Participants settled in, diverse in their disciplines as in their worldviews. The general expectations were laid down: to get inspiration to write again; to learn new forms of writing; to learn new things; to make connections; to explore folk lore; and importantly, to express creativity, writing in history without inhibition.
Su’eddie led the conversation with amazing contributions from all the participants as everyone threw in their bits about the reasons for writing, the historical connotations of Negro spirituals, post-colonial writings, and much more. There was light soothing traditional tunes playing in the background. Three poems were listened to and everyone set to write. For 15 minutes, everyone wrote what came to their mind, then read out their lovely pieces. Onyinye read an untitled piece of two intense lines which everyone encouraged her to continue. Hauwa read ‘Black, Muslim, Woman’, Jennifer followed with ‘Dreams’, then Gaia read ‘Words’ (her first English piece since she writes primarily in Italian). Following was Graham who read ‘This dim fall on the chalk downs’, Nichola wrote ‘Rhymes for the Time’ (a first poem!), Rasat read ‘Writing Struggle’ while Monica rounded it all with her piece, ‘What is history?’ The reading session had earlier been started by Su’eddie.
After this, Michelle Okpo, one of the founders of the African Writers Society of the University of Sussex presented her session on ‘Using Writing to Save African History and Folklore’ to applause.
In all, it was an intimate affair where every voice was heard with new experiences gathered all around. Participants agreed it was a great experience and would want more of it. There were assurances that more of the kind would be arranged in the coming weeks.
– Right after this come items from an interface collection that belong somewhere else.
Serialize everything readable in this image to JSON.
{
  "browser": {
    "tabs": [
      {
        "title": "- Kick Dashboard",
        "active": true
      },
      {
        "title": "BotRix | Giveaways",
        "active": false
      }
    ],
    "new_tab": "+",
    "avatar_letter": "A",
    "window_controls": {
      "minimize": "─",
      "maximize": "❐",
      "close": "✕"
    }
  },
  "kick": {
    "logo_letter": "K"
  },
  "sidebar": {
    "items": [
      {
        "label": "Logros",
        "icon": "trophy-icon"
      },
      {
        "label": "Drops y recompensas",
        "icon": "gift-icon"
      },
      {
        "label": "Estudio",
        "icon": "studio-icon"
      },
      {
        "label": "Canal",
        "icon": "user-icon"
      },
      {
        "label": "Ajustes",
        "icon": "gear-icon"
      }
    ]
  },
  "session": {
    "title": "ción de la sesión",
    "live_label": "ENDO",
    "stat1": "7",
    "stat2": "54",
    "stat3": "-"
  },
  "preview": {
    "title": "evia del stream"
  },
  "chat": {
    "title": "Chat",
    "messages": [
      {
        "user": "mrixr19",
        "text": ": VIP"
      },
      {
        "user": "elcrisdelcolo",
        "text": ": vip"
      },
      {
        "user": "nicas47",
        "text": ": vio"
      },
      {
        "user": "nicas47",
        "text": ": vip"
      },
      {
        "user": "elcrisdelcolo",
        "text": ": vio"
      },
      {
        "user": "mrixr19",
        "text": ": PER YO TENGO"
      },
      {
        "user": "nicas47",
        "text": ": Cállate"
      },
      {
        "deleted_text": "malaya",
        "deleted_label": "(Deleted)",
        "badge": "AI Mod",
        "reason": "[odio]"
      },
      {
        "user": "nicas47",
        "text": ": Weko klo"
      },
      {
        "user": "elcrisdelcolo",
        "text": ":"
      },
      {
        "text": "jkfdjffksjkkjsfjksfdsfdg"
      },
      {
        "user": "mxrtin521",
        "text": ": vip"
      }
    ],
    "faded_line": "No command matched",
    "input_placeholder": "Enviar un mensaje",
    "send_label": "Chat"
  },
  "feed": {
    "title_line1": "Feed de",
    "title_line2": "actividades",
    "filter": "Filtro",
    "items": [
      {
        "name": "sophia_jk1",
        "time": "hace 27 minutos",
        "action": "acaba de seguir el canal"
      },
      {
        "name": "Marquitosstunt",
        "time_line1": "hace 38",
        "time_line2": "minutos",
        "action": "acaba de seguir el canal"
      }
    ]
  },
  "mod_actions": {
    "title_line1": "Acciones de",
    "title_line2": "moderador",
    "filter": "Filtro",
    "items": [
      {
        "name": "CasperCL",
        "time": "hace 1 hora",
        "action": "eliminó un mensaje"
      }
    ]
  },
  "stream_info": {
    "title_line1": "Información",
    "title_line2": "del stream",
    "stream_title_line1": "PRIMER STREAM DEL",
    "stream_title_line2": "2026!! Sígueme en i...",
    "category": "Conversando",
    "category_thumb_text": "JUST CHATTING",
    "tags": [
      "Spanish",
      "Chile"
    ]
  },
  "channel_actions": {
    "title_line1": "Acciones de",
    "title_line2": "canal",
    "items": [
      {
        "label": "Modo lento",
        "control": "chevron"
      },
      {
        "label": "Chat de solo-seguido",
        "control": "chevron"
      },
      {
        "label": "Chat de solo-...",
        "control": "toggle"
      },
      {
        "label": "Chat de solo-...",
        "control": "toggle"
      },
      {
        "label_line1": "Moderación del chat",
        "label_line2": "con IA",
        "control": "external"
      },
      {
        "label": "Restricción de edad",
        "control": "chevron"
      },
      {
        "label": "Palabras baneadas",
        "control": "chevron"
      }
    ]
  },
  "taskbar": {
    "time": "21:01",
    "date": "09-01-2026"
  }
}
With some people gone and a new group coming over to use the Debating Chambers, those around took some pictures. Conversations among new friends continued as everyone trooped out…the end of another fine day celebrating Black History Month at the University of Sussex.